Five points: Before your interview, develop no more than five concise message points. If you have more, you will be rushed and scattered, giving the impression that you are unsure of your message and leaving the reporter without the well-defined content needed to build a strong story.


Five sentences: Increasingly, reporters on deadline are emailing questions to their proven experts to provide their stories with professional insight. Answer the questions directly, using no more than five sentences. This tactic is good practice for remarks in live interviews, as well. If you know a topic is going to come up, practice your answer. More than five sentences risks overcomplicating the topic. Remember, the journalist may need to distill your answer down to a single sentence, so do whatever you can to make it a good one.


Five counts: Immediately before a print or broadcast interview, breathe to the count of five and exhale to the count of five, five times. After content, breathing is the most important preparation for any interview. If you are not composed, alert, and focused, the interviewer will sense your tension, lack of attention, or confidence; this can result in the reporter losing interest, or worse, digging in places that should not be dug in.


There are very few, associations that can afford to pass up the exposure provided by good media relationships, and fewer still that can sustain themselves if they forego interviews and allow someone else to take the mantle of industry expert.


If you’re not already a source sought by reporters and producers, now is the time to become one. Just remember to think five.

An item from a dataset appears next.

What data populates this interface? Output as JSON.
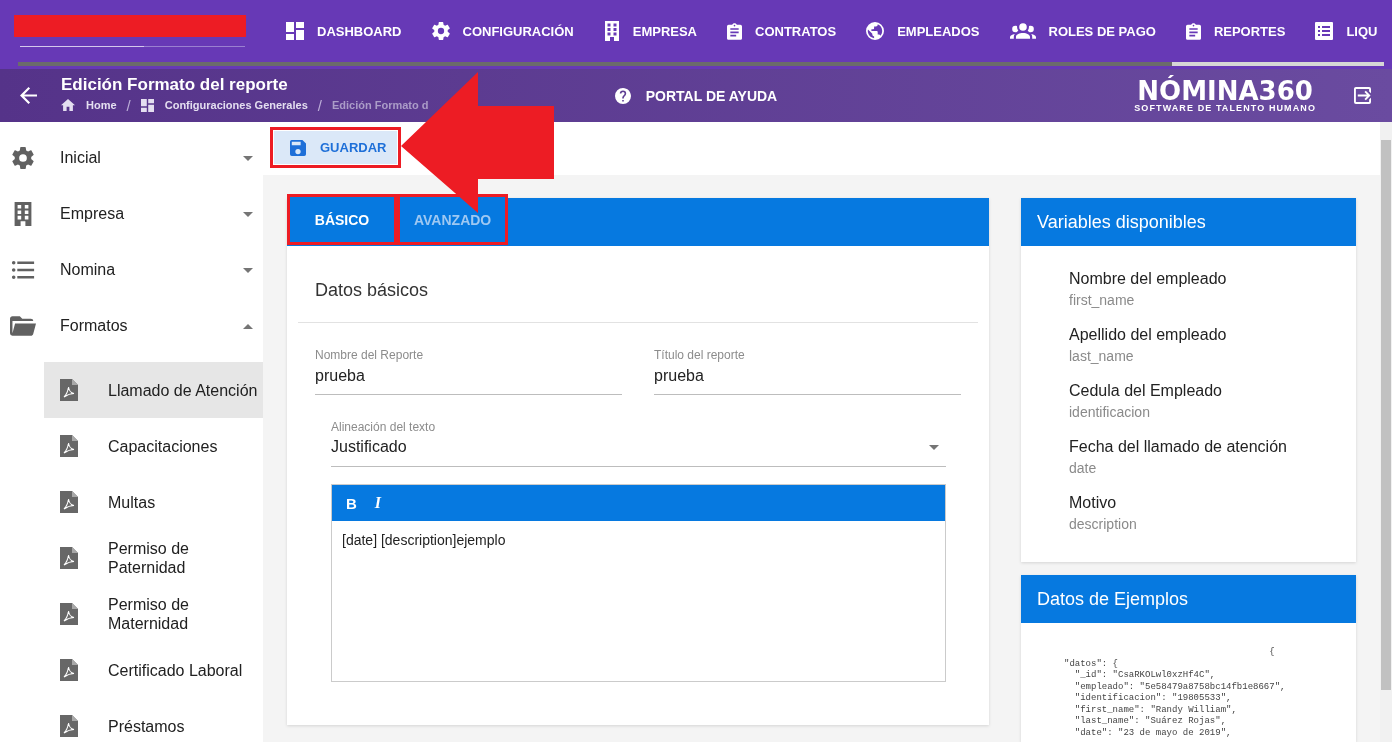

Summer Stephenson is the managing director of PayPerClip public relations.